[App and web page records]
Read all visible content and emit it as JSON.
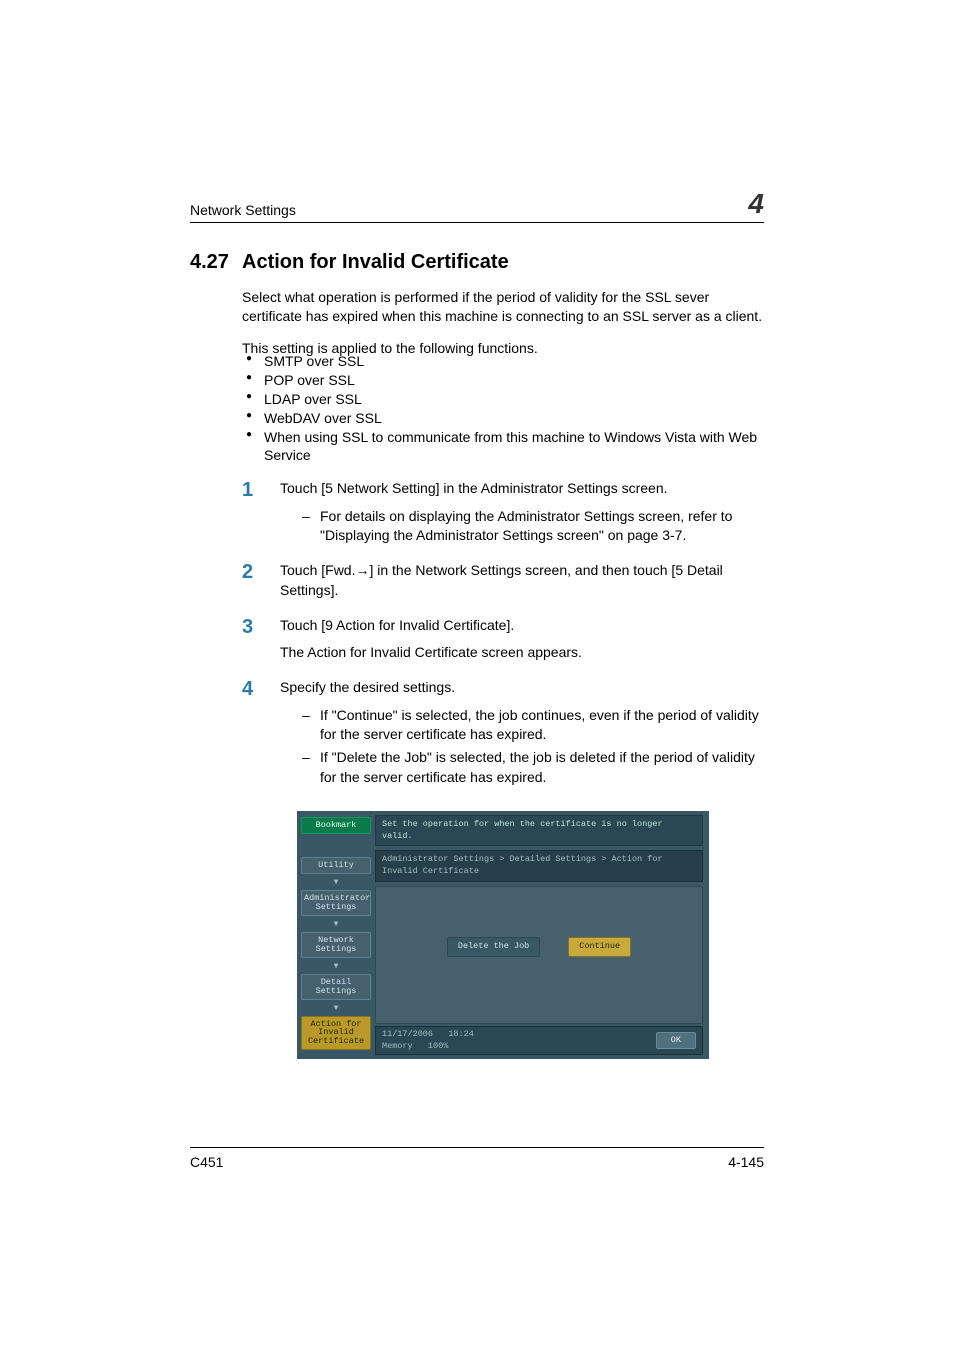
{
  "header": {
    "left": "Network Settings",
    "chapter": "4"
  },
  "section": {
    "number": "4.27",
    "title": "Action for Invalid Certificate"
  },
  "intro1": "Select what operation is performed if the period of validity for the SSL sever certificate has expired when this machine is connecting to an SSL server as a client.",
  "intro2": "This setting is applied to the following functions.",
  "bullets": [
    "SMTP over SSL",
    "POP over SSL",
    "LDAP over SSL",
    "WebDAV over SSL",
    "When using SSL to communicate from this machine to Windows Vista with Web Service"
  ],
  "steps": [
    {
      "n": "1",
      "text": "Touch [5 Network Setting] in the Administrator Settings screen.",
      "sub": [
        "For details on displaying the Administrator Settings screen, refer to \"Displaying the Administrator Settings screen\" on page 3-7."
      ]
    },
    {
      "n": "2",
      "text": "Touch [Fwd.→] in the Network Settings screen, and then touch [5 Detail Settings]."
    },
    {
      "n": "3",
      "text": "Touch [9 Action for Invalid Certificate].",
      "after": "The Action for Invalid Certificate screen appears."
    },
    {
      "n": "4",
      "text": "Specify the desired settings.",
      "sub": [
        "If \"Continue\" is selected, the job continues, even if the period of validity for the server certificate has expired.",
        "If \"Delete the Job\" is selected, the job is deleted if the period of validity for the server certificate has expired."
      ]
    }
  ],
  "device": {
    "topbar": "Set the operation for when the certificate is no longer valid.",
    "breadcrumb": "Administrator Settings > Detailed Settings > Action for Invalid Certificate",
    "left": {
      "bookmark": "Bookmark",
      "utility": "Utility",
      "admin": "Administrator\nSettings",
      "network": "Network\nSettings",
      "detail": "Detail\nSettings",
      "action": "Action for\nInvalid\nCertificate"
    },
    "options": {
      "delete": "Delete the Job",
      "continue": "Continue"
    },
    "status": {
      "date": "11/17/2006",
      "time": "18:24",
      "memlabel": "Memory",
      "mem": "100%",
      "ok": "OK"
    }
  },
  "footer": {
    "left": "C451",
    "right": "4-145"
  }
}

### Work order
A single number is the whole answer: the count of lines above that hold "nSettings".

### Solution to this exercise
3